- asking parents, and adults with DS what supports they need in relation to an adequate SLT service.
- 33 Adults with Down syndrome and 557 parents of people with Down syndrome responded to an online survey
- Parents reported that only 44% of participants were offered public SLT in 2019 and the average number of sessions across the age groups was 5 per year.
- Individual therapy was the most common model of service
- 40% of parents reported a 0 level of satisfaction with the service they received.
- Qualitative data on supports needed revealed seven key themes
- Our limited service, at all ages, has detrimental implications for people with Down syndrome and targeted, strategic investment is greatly needed to allow practice to be aligned with best evidence.
Down Syndrome CEN: Working to support children and adults who have Down syndrome
Rebecca Baxter, Down Syndrome CEN chair (LETS Go! UK, University College London)
The Royal College of Speech and Language Therapists (RCSLT) recognises and supports Clinical Excellence Networks (CENs) to share information and developments within specialist areas. The Down Syndrome CEN has relaunched this year with the following aims and plans for future projects, linking research and practice:
- Bridge the gap between research evidence and the knowledge of speech and language therapists working with children and adults who have Down syndrome.
- To provide informed, professional guidance around the role of the SLT, content and type of intervention as well as frequency.
- Support and improve services for those who have Down syndrome through the provision of continual professional development and supervision/peer support for therapists.

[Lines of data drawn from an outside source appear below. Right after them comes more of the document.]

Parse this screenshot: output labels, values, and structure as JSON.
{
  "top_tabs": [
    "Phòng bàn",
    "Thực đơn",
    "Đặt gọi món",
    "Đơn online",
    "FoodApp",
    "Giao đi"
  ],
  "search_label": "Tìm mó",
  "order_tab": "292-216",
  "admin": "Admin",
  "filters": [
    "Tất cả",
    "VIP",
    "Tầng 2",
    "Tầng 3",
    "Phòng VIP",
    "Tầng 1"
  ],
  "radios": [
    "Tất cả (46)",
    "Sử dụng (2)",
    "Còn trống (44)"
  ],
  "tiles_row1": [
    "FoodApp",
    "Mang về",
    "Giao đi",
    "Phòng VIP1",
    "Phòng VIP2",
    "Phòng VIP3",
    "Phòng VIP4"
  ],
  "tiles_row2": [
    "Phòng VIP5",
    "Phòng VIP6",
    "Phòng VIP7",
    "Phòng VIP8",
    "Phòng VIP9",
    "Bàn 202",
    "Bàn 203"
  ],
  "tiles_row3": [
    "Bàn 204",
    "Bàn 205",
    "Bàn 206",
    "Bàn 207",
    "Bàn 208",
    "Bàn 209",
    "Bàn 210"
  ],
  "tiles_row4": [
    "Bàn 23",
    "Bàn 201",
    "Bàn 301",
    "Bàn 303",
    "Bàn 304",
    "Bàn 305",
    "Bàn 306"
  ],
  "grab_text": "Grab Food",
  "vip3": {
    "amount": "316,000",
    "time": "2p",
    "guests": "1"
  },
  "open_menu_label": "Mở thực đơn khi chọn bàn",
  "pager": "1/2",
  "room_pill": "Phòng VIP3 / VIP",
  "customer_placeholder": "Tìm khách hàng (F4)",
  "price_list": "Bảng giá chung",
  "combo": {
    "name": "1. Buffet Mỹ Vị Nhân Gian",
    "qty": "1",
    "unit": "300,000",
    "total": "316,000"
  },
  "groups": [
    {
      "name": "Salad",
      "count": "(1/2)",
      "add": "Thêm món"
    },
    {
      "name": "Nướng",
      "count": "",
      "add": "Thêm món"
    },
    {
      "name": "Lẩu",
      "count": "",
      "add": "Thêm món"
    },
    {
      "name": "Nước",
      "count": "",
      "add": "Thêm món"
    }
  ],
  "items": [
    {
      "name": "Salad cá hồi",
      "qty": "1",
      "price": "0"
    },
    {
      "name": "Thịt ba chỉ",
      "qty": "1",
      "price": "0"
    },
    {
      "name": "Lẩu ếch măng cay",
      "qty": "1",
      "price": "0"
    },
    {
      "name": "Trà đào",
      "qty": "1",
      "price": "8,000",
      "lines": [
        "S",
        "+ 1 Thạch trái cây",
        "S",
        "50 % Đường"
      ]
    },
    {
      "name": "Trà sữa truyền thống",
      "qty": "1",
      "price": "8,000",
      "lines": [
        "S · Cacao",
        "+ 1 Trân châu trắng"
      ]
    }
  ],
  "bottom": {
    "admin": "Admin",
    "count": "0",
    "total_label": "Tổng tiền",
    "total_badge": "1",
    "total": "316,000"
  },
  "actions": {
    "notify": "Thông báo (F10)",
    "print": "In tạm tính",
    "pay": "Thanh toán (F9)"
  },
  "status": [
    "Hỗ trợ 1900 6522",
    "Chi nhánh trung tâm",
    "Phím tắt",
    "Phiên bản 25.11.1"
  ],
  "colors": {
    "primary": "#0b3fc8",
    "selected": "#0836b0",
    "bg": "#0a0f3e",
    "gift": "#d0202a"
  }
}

- Participate in and evaluate research regarding speech, language, communication and feeding issues relating to people who have Down syndrome.
This short presentation provides an overview of the CEN and discusses the research possibilities within these services.